Thank you for the links on the queer experiences of those in Honduras. But isn’t Alvaro being deported to Nicaragua? Are you suggesting that Honduras and Nicaragua are identical or similar? While I agree with you that queer visitors are treated differently when visiting Nicaragua; I do have openly queer friends who live in Nicaragua. After reading and posting my comment last night, I skyped one of my Nicaraguan queer friends and discussed the issue. He mentioned that there is an existence of homophobia and discrimination; perhaps more so given the religious environment of the country. But he does not live his life in fear; nor does he allow other homophobic views to control or limit his life. He mentioned that he has never been approached by an officer or threatened with jail for attending a gay bar; or fear having sex with another man. He did, however, mention that he heard of incidents where queer people are targeted, but he does not know of anyone personally who has been accosted. I mentioned that queer individuals in Canada are also targeted and humiliated by our own police officers. We both agreed that there may be higher rate of these incidents in Nicaragua; but my friend feels death is unlikely. We wrapped up our discussion talking about the positive impacts of Alvaro’s return should he wished to make any positive impacts. My friend mentioned that Alvaro has gotten quite a bit of media attention; but he feels that Alvaro would be fine if he gives the LGBT community (say in Managua) a chance to help and support him. He believes that if a person such as Alvaro returned and demonstrated his pride in his sexuality; he would martial support from both the queer community and queer friendly communities. Nicaragua needs pioneers such as that to help progress LGBT issues in a socially developing country such as Nicaragua. Improving the quality of life of all LGBT people has got to start somewhere; if everyone ran, nothing would progress. I would agree with Jeff; that

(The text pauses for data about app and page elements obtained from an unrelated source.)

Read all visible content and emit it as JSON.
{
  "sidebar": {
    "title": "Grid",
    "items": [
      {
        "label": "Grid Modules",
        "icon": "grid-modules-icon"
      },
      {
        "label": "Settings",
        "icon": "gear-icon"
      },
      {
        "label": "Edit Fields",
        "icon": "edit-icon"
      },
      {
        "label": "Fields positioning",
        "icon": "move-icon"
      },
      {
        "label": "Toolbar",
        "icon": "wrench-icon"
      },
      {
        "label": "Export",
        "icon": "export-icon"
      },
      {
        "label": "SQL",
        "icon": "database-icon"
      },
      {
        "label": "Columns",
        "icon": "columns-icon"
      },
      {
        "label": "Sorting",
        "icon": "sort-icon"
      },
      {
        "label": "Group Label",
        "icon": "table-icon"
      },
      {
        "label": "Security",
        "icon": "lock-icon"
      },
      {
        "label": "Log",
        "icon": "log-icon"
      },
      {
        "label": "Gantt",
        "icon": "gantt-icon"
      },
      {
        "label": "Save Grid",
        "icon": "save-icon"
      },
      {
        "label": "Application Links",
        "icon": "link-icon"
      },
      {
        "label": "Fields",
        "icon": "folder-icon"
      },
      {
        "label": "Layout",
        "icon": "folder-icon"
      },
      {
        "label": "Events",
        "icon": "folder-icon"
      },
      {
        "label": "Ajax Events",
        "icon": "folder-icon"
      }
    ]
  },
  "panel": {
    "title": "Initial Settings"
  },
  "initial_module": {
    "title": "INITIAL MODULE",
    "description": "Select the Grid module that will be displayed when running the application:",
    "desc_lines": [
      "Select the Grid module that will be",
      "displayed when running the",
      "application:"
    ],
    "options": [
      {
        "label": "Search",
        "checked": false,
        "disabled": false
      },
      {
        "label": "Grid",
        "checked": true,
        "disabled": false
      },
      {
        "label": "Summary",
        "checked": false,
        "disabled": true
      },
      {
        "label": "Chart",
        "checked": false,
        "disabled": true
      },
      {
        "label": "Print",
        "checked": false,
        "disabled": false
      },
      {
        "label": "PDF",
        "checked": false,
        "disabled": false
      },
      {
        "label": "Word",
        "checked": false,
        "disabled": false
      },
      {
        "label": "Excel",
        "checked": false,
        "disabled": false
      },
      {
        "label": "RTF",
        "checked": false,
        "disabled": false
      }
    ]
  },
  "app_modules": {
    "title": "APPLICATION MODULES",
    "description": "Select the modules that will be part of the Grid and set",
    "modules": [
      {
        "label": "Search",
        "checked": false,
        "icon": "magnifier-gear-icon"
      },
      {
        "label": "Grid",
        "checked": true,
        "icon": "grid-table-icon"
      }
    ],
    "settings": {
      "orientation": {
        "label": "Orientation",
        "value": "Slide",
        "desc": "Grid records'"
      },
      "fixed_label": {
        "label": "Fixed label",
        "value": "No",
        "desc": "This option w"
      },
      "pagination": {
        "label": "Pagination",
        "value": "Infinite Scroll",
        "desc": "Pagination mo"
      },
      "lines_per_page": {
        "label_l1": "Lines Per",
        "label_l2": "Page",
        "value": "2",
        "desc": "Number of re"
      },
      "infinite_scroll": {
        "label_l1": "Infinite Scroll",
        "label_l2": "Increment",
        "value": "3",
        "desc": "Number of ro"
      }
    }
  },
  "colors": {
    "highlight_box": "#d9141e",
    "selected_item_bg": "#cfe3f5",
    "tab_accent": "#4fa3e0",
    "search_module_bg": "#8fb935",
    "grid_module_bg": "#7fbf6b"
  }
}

Ed's note
Hi Mike, there is no indication either from police or any other source that Alvaro was arrested or detained in connection with a criminal investigation. He was picked up and is being held solely on the basis of the deportation order outstanding against him. There are still some unanswered questions about how police became involved and more specifically why Alvaro was picked when he was, and we're working on getting them answered. We'll have more on this story later today.
Still, Why?
How long does it take for the newspaper to find out why he was arrested? What was he doing? That would be nice information to know before anybod decides to blindly support this man.
The purpose of Friday's rally
The article states that there will be a rally in support of Orozco on Friday, May 20 at 5:30pm, at the corner of Church and Wellesley streets. Will the rally be marching to federal government immigration offices in Toronto to protest Orozco's deportation? Or, is it just an opportunity for people to "get angry" at the corner of Church and Wellesley and then go home.


Sign in or Register to post comments